School’s out for summer — no more pencils, perhaps, but there’s soon to be a surfeit of books. An intergovernmental agreement between Pontiac Public Library and District 429 jointly announced by both Tuesday will ensure that, by next summer, any child in that district, grades one through eight, will be automatically issued a library card so that materials can be checked out over the summer when school is not in session.
    According to the joint release, “In a continued effort to provide enhanced literacy and educational opportunities for area students, the Pontiac Public Library and Pontiac District 429 have reached an agreement that will provide all students grades one through eight a library card at the beginning of the 2018-19 school year.”
    It was also noted that, if not already in possession of one, all teachers will be provided a library card to have access to classroom reading material and curriculum resources.
    Not only would teachers and students have access to the library’s collection, but through the library’s online resource sharing system, they would also be able to access the resources of more than 200 libraries state-wide. Weekly deliveries of requested items will be offered to each school to ensure that teachers and students are provided items in a timely manner and enhance learning opportunities within each classroom, the release noted.
    Pontiac Public Library Director Kristin Holzhauer said that they hoped to have the new library cards via the intergovernmental agreement issued by Oct. 1. She said it was a “huge development” because of the District 429 schools’ efforts to expand their libraries and improve literacy.

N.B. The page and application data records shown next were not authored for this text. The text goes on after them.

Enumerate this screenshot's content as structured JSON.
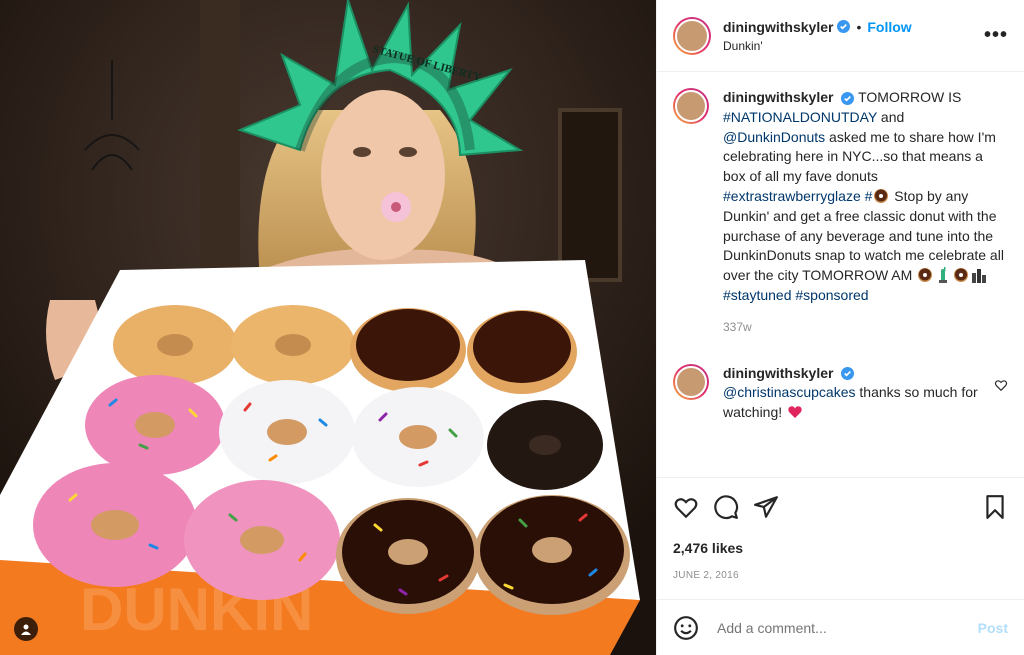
{
  "post": {
    "username": "diningwithskyler",
    "location": "Dunkin'",
    "follow_label": "Follow",
    "more_label": "•••",
    "dot": "•"
  },
  "photo": {
    "crown_text": "STATUE OF LIBERTY",
    "box_text": "DUNKIN"
  },
  "caption": {
    "username": "diningwithskyler",
    "segments": [
      {
        "t": "TOMORROW IS ",
        "k": "text"
      },
      {
        "t": "#NATIONALDONUTDAY",
        "k": "tag"
      },
      {
        "t": " and ",
        "k": "text"
      },
      {
        "t": "@DunkinDonuts",
        "k": "tag"
      },
      {
        "t": " asked me to share how I'm celebrating here in NYC...so that means a box of all my fave donuts ",
        "k": "text"
      },
      {
        "t": "#extrastrawberryglaze",
        "k": "tag"
      },
      {
        "t": " ",
        "k": "text"
      },
      {
        "t": "#",
        "k": "tag"
      },
      {
        "t": "donut",
        "k": "emoji"
      },
      {
        "t": " Stop by any Dunkin' and get a free classic donut with the purchase of any beverage and tune into the DunkinDonuts snap to watch me celebrate all over the city TOMORROW AM ",
        "k": "text"
      },
      {
        "t": "donut",
        "k": "emoji"
      },
      {
        "t": "statue",
        "k": "emoji"
      },
      {
        "t": "donut",
        "k": "emoji"
      },
      {
        "t": "city",
        "k": "emoji"
      },
      {
        "t": " ",
        "k": "text"
      },
      {
        "t": "#staytuned",
        "k": "tag"
      },
      {
        "t": " ",
        "k": "text"
      },
      {
        "t": "#sponsored",
        "k": "tag"
      }
    ],
    "time": "337w"
  },
  "reply": {
    "username": "diningwithskyler",
    "mention": "@christinascupcakes",
    "text": " thanks so much for watching! ",
    "emoji": "heart"
  },
  "actions": {
    "likes": "2,476 likes",
    "date": "JUNE 2, 2016"
  },
  "comment_box": {
    "placeholder": "Add a comment...",
    "post_label": "Post"
  },
  "colors": {
    "link": "#00376b",
    "follow": "#0095f6",
    "muted": "#8e8e8e",
    "crown": "#2fc78e",
    "box": "#f47a20"
  }
}
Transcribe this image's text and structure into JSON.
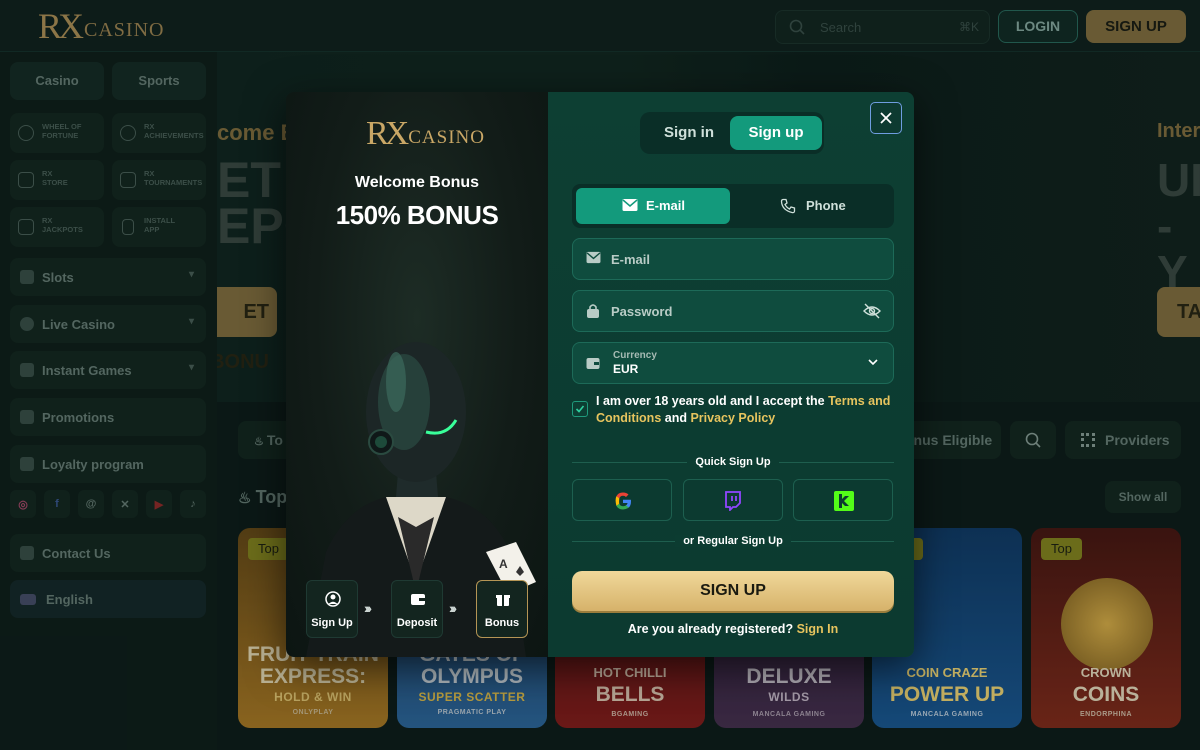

    “From an educational standpoint, the teachers can boost the reading that they have available in the classroom as well as boost their curriculums, and students can easily find items of interest,” she stated. “By doing so, being able to better find items of interest, their desire to read increases.”
    It was also crucial, Holzhauer noted, to have students of all ages be able to have the opportunity for further learning in the summer months so that information obtained while school was in session was not lost between semesters.
    “Statistics show that students who engage in literacy-based activities over the summer when school is not in session do better academically throughout the year,” she said. “Having a program like our Summer Reading Program and, eventually, greater access with the library cards through the intergovernmental agreement, betters their capabilities and helps them retain knowledge.
    “We’re so excited to be able to offer this and have this opportunity to enhance what students have access to, even when school’s out.”
    District 429 Superintendent Brian Dukes told the Daily Leader that the agreement was crucial to the school’s mission to enhancing students’ access to a broader selection of books, both more grade-appropriate and of greater personal interest. He thought it key, as well, to have available the opportunity for students to continue learning over the summer.
    “We’re really hoping that having this library card is the first step getting them into the door over the summer at the library,” he said. “We want to see if we can get more kids engaged throughout the summer months with a good book.”